BEGIN AVAILABLE RECORDS
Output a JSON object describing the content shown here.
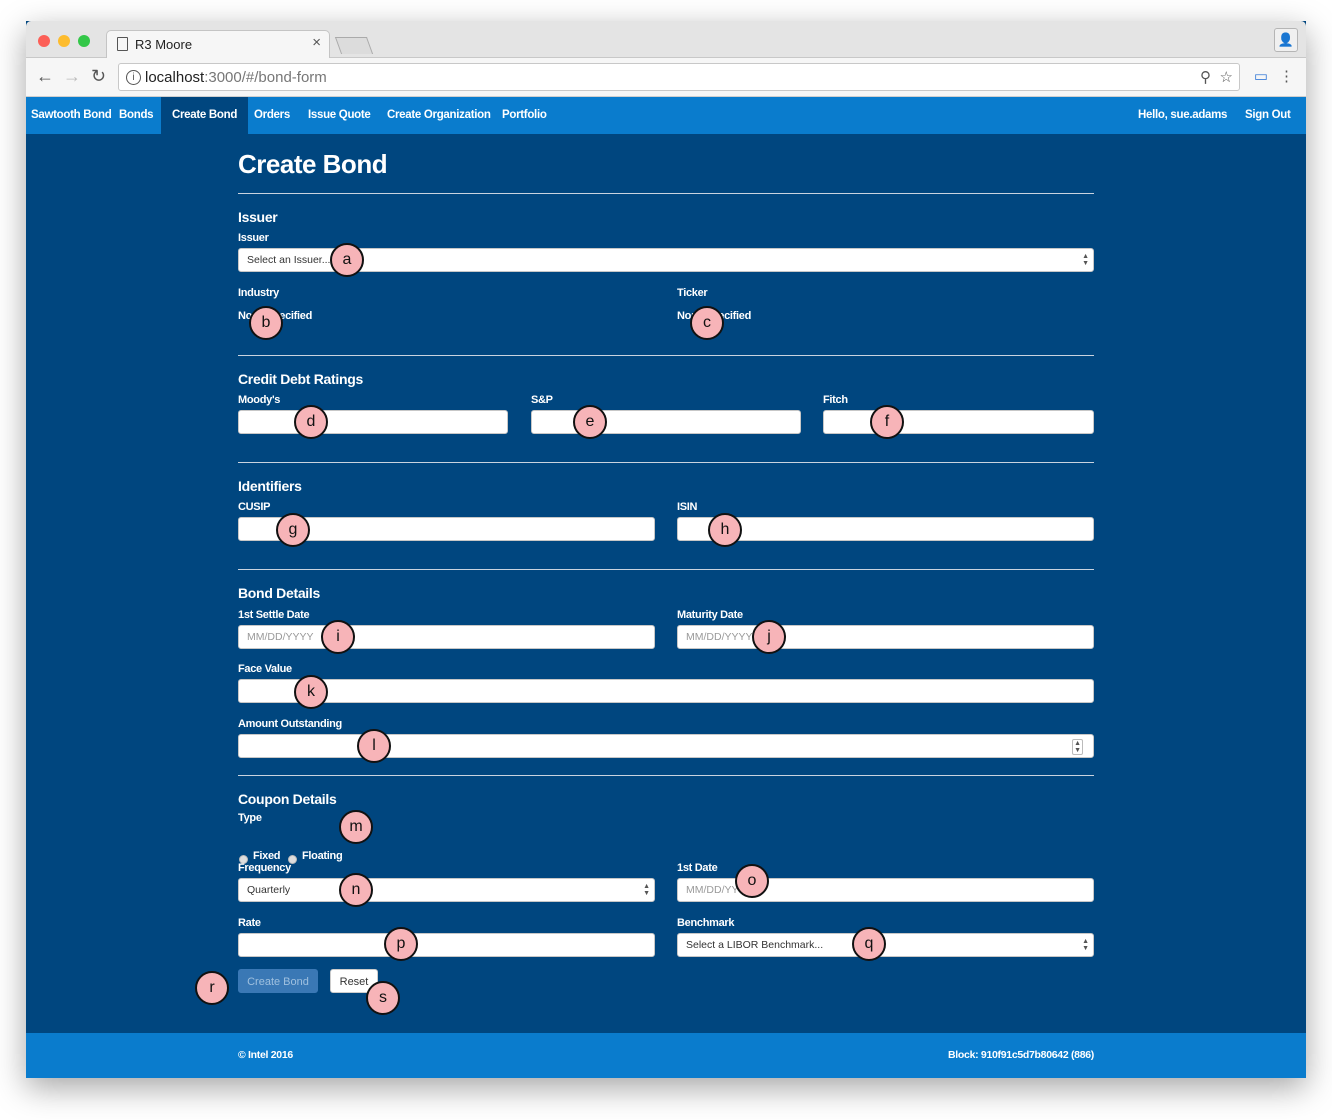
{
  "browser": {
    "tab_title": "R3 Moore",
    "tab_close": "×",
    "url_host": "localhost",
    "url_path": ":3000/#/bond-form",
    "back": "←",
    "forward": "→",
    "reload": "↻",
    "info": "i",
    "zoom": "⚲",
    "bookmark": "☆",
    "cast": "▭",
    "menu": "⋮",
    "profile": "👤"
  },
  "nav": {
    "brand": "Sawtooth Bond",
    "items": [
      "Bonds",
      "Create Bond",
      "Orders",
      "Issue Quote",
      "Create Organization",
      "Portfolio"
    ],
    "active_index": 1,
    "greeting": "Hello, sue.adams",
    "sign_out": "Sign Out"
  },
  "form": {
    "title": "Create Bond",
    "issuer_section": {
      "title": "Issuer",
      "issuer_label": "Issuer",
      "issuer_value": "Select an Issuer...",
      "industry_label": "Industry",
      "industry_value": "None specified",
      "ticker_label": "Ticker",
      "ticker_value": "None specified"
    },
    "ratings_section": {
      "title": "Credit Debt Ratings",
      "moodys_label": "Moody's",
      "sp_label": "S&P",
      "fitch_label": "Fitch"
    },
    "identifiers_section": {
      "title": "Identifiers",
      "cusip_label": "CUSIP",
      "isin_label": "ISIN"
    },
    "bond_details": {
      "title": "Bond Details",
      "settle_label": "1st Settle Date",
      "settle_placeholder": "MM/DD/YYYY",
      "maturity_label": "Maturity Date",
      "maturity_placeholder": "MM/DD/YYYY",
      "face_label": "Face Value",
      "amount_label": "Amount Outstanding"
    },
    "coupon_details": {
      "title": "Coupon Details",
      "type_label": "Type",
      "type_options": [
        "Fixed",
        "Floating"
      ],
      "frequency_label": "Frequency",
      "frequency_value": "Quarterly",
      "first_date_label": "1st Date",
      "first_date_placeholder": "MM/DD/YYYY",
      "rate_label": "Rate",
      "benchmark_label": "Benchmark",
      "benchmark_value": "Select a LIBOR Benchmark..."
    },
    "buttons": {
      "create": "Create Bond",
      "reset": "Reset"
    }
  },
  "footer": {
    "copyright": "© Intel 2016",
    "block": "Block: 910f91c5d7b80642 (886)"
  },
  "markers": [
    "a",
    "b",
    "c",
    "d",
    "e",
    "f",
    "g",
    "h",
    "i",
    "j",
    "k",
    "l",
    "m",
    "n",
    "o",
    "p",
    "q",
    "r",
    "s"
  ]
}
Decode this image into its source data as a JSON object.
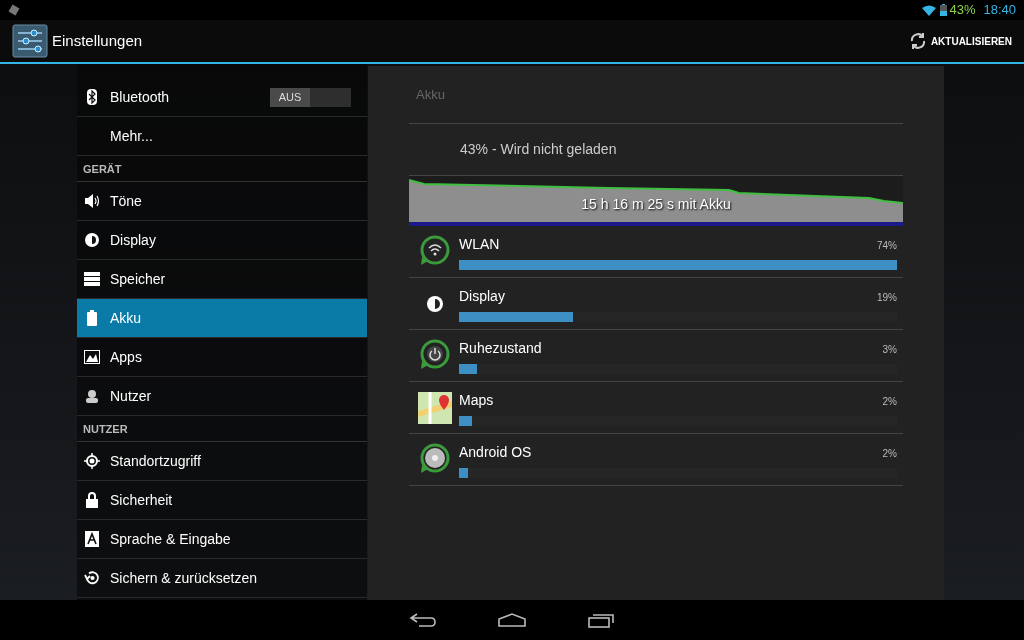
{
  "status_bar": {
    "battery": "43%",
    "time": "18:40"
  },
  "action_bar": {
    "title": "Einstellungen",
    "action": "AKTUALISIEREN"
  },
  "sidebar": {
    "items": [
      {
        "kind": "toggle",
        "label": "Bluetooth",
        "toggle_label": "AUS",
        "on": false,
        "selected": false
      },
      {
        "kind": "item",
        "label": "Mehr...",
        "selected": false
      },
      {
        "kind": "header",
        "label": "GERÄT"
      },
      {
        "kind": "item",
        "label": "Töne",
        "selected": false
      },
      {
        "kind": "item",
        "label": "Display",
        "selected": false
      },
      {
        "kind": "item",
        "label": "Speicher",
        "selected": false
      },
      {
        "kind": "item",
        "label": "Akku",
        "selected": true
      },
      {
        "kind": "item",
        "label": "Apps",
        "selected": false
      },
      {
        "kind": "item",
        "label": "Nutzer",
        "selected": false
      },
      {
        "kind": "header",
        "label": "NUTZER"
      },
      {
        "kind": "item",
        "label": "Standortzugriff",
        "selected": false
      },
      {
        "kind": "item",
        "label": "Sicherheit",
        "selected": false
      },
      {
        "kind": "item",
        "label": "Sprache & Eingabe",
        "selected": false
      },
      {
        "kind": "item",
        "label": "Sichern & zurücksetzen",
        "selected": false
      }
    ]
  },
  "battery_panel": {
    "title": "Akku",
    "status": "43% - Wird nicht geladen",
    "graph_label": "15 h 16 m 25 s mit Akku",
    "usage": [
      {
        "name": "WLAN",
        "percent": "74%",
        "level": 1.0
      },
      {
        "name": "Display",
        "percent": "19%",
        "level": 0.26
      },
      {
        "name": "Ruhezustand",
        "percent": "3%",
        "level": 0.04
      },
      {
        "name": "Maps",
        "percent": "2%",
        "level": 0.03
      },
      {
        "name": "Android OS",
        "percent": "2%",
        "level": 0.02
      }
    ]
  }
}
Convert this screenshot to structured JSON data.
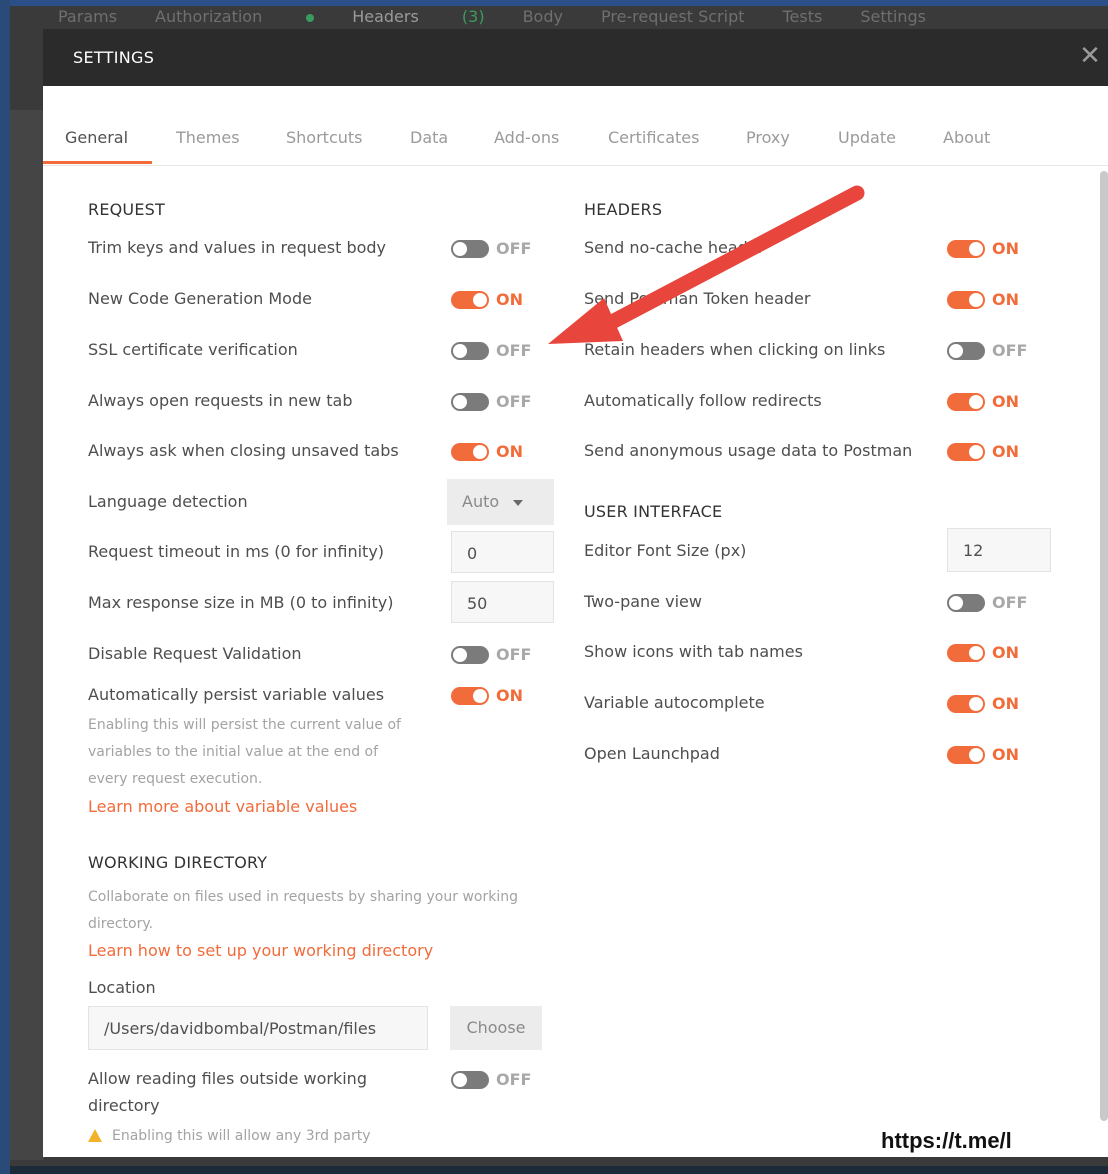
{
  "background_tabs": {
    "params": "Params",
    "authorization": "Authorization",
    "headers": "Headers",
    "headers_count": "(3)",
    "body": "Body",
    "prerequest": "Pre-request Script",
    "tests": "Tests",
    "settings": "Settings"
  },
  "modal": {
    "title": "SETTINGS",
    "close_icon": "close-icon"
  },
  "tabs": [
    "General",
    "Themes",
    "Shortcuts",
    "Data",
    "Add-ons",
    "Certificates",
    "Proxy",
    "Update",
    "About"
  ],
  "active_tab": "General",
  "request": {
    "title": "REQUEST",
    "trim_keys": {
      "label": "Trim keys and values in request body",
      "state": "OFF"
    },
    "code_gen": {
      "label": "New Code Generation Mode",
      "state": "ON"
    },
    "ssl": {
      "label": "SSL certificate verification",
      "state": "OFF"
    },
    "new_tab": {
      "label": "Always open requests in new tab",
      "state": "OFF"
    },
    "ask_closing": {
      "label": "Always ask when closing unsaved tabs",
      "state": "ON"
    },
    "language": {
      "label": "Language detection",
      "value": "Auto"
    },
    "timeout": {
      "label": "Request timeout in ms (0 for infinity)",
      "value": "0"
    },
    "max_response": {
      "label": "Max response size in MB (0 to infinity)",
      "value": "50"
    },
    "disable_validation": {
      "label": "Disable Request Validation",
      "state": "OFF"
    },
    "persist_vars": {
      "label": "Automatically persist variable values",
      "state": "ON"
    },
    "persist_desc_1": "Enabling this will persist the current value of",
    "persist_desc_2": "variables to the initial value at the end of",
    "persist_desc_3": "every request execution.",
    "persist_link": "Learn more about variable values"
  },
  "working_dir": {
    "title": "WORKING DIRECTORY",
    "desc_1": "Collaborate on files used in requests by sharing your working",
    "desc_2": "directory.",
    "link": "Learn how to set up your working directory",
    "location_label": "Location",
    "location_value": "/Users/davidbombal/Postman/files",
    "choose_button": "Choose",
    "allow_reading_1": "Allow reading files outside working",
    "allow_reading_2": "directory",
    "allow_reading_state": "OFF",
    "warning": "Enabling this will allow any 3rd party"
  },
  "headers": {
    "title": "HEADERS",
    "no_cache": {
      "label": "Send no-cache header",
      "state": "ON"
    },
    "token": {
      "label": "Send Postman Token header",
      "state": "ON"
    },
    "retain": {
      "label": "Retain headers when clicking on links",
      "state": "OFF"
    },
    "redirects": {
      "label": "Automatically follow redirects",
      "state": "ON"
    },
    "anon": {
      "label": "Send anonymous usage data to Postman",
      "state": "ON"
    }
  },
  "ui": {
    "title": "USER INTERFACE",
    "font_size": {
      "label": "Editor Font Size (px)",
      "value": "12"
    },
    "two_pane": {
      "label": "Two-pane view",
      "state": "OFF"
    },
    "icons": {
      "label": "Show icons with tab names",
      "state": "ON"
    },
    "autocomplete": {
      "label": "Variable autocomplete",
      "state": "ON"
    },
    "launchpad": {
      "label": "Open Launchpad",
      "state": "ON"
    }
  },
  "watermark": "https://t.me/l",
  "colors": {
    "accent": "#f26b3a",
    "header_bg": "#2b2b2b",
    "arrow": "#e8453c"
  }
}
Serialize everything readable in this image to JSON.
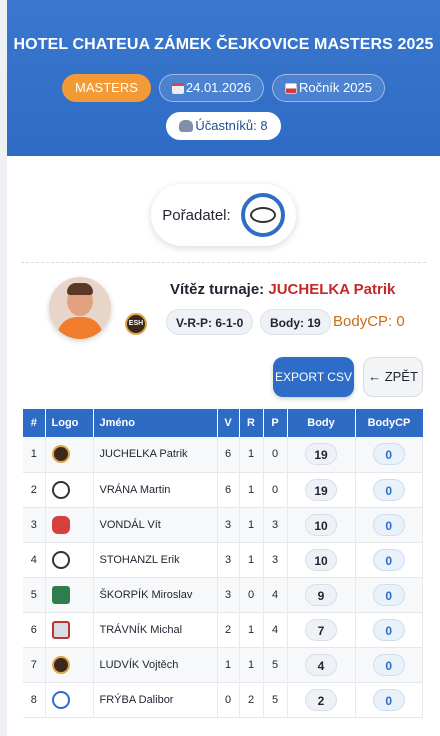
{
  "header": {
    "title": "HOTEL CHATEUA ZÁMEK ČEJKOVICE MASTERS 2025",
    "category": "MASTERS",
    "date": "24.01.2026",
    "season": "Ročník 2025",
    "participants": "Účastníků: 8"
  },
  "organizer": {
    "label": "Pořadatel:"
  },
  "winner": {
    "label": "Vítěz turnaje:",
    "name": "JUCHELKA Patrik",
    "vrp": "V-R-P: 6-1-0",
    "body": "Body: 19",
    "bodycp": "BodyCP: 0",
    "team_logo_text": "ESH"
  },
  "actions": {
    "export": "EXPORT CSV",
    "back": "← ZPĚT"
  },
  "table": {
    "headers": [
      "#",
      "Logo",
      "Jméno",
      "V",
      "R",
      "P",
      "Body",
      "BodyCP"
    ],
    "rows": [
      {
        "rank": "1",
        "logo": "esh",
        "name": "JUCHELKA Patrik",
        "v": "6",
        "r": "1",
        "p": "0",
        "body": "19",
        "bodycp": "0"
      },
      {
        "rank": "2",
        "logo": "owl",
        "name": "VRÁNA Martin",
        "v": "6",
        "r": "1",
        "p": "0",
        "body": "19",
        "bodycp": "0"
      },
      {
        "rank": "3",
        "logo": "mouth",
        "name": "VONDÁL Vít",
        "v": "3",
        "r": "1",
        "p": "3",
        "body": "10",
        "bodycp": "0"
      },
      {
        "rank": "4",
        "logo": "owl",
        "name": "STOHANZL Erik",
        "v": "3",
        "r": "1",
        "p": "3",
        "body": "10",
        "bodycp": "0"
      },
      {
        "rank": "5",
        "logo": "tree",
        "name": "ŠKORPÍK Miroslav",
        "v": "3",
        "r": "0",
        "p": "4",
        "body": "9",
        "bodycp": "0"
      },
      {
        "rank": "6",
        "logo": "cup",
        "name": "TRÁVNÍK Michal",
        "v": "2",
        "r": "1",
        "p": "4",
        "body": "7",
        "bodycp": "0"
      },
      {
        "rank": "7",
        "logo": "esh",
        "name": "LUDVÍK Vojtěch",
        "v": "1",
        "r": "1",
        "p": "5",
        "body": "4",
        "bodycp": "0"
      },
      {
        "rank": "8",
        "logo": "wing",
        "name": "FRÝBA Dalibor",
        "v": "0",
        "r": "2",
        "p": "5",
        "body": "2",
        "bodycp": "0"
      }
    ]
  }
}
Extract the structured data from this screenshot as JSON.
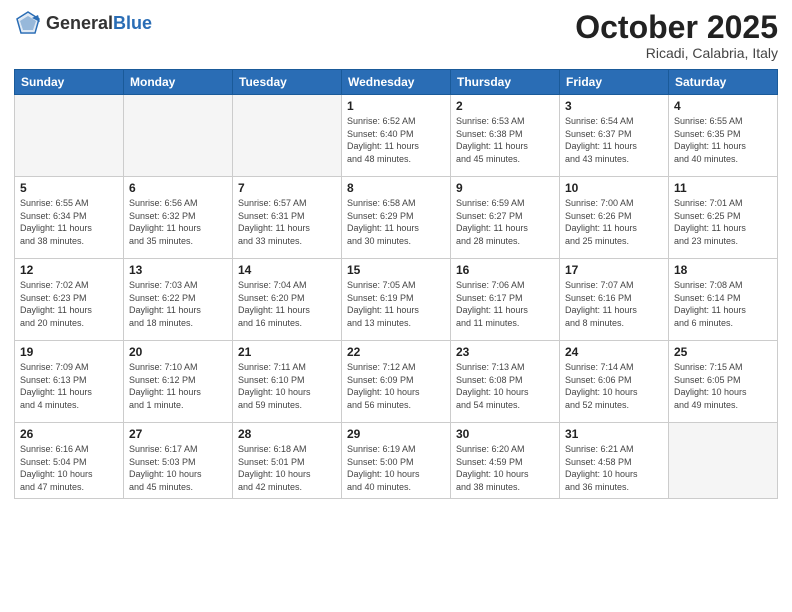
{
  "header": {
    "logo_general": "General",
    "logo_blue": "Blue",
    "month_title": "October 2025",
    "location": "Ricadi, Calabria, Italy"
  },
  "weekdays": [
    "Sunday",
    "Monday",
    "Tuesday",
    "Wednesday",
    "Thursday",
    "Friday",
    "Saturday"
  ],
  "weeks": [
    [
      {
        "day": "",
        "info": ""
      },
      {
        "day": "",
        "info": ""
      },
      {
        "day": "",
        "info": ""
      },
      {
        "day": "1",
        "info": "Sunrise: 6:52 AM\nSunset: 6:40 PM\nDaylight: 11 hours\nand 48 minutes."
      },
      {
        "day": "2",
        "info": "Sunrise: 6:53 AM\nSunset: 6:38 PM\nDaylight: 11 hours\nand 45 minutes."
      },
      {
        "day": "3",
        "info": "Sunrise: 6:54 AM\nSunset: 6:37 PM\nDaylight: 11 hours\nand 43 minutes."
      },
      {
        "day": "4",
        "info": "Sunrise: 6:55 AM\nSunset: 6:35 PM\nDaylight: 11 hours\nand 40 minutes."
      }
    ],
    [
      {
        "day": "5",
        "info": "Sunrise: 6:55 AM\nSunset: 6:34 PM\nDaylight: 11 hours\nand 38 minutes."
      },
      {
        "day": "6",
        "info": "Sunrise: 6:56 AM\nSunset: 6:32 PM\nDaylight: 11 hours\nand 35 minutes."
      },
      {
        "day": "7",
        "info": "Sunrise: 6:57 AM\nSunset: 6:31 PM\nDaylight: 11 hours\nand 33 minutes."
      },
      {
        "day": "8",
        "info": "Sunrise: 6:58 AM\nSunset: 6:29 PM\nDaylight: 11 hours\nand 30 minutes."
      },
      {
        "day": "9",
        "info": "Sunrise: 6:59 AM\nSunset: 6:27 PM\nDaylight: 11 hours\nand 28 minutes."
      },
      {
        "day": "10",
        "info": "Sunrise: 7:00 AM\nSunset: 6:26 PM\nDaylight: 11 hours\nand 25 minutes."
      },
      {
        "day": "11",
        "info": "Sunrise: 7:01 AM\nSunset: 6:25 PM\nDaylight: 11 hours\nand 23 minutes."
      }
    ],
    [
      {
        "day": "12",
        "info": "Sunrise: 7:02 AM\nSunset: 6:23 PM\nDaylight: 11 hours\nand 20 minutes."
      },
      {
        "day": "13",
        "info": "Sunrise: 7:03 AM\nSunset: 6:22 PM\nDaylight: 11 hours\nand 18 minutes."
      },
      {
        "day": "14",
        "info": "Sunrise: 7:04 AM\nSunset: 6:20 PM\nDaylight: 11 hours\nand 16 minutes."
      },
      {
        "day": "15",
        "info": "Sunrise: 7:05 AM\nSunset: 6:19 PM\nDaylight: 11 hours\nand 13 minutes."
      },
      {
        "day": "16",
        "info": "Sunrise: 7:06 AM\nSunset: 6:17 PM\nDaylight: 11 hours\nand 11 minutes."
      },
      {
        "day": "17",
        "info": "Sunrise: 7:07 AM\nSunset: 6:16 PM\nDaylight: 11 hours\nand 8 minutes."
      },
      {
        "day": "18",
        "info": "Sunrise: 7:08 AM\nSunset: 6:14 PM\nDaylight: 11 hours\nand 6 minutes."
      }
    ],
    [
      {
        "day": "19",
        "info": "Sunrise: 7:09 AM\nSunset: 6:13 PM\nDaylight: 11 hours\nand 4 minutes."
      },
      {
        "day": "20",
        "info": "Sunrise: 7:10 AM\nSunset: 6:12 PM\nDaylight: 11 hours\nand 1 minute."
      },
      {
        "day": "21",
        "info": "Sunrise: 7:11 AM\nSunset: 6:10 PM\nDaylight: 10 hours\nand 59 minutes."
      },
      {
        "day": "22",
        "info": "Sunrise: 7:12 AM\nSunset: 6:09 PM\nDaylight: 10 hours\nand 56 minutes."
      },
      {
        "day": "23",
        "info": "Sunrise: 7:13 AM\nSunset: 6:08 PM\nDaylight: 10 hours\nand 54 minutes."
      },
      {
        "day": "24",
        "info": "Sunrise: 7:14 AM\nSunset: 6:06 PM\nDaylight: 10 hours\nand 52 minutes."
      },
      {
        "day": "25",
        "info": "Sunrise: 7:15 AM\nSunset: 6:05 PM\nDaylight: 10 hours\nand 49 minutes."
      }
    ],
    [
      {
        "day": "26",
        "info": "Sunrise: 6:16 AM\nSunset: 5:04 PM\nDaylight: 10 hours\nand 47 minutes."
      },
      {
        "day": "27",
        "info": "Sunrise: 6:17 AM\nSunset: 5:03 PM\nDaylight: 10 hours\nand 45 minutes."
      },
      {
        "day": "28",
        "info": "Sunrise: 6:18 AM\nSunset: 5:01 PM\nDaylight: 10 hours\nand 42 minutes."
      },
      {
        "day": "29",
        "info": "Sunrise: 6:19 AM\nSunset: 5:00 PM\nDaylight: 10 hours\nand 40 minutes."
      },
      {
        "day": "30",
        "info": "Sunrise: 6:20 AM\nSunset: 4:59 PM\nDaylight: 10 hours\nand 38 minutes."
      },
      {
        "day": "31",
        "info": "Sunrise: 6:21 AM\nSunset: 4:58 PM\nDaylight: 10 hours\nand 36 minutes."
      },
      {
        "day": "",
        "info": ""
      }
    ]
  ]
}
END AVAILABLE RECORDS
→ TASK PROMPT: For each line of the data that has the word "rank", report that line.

→ RESULT FOR THIS EXERCISE:
        "rank": "1",
        "rank": "2",
        "rank": "3",
        "rank": "4",
        "rank": "5",
        "rank": "6",
        "rank": "7",
        "rank": "8",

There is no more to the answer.